The author, Blake Snyder, is funny, irreverent, and puts forth his own ideas about the construction of a story. As a screenwriter who wrote on spec, he had the credentials to write this book. One of his early revelations is how he once came up with a title for a screenplay – Nuclear Family. But instead of writing about what most of us perceive as a “nuclear family,” – mom, dad, kids – he gave the phrase a wicked twist. Snyder’s logline: “A dysfunctional family goes camping on a nuclear dumpsite and wakes up the next morning with super powers.”
The script sold in a bidding war for $1 million to Spielberg. But as Snyder puts it: “It’s a movie I still want to see, if anyone’s listening.” Apparently the movie still hasn’t been made, but the sale probably raised Snyder’s visibility and definitely made him a millionaire.
His book is filled with stories like this, but also with really solid nuggets of information that any writer can use, study, experiment with. He presents his format and asks you, the reader, to sit down and watch a bunch of movies and identify the points he discusses. What fun, right? He also gives breakdowns of movies with which most of us are familiar and explains why those movies works – and why others in the same genre don’t work.
One genre he talks about made me laugh out loud. It’s the Dude With a Problem. Dude or gal, the idea the is the same. Ordinary dude/woman encounters extraordinary situation- (the sort of thing at which Stephen King excels). Here are Snyder’s examples for this genre:
“My wife’s building is taken over by terrorists with ponytails (Die Hard).
“Nazis start hauling away my Jewish friends (Schindler’s List)
“A robot from the future (with an accent!) comes and tells me he is here to kill me and my unborn child (The Terminator).
And he caps this with: “And these, my friends, are problems. Big primal problems.”
After reading the first 50 pages or so of the book, I returned to Inktip and revised my logline for Black Water. It initially read: A mother will do anything to find her abducted daughter, even follow the kidnapper 50 years back in time.
Now it reads: A mother follows her daughter’s kidnapper back 50 years in time and must find her before the portal closes, trapping them both in 1968.

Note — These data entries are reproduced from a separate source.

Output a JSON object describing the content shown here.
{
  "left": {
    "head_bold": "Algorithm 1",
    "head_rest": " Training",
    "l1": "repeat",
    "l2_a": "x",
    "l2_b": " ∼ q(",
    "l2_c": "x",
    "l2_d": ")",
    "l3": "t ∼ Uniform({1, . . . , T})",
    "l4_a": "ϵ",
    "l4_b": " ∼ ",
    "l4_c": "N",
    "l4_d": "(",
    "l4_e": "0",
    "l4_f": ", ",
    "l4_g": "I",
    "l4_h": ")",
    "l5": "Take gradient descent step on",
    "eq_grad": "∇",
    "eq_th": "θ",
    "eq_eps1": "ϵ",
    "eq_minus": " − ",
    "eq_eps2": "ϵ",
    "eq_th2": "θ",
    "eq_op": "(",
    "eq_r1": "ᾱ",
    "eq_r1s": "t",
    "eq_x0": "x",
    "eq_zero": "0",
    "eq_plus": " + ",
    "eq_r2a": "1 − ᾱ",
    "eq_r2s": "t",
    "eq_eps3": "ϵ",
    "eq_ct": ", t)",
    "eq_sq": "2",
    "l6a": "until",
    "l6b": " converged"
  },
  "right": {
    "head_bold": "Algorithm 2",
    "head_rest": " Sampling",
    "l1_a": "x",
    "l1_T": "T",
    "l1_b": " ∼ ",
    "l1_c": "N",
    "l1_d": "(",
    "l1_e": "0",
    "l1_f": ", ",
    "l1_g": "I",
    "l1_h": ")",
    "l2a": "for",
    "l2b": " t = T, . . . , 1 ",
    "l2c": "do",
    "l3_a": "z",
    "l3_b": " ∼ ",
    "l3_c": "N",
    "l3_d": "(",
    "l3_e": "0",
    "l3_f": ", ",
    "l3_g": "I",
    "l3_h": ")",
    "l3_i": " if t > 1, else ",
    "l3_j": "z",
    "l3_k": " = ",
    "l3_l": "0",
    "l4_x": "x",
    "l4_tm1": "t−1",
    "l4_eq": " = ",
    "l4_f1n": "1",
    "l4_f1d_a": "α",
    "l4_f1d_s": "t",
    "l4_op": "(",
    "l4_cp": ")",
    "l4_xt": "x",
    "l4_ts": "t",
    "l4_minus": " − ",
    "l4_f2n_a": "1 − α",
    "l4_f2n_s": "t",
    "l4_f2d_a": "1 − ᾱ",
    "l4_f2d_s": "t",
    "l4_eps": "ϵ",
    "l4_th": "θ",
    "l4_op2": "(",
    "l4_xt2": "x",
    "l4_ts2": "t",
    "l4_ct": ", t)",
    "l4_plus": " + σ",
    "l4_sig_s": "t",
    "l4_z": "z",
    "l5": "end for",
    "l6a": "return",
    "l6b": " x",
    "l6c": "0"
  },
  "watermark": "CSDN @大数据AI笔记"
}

The actual novel is more complex, with multiple viewpoints. But this logline, I think, captures the heart of the story, provides the bigger emotional picture – and the stakes.
I was checking out Snyder’s website and was sorry to discover that he died in 2009, at the age of 52.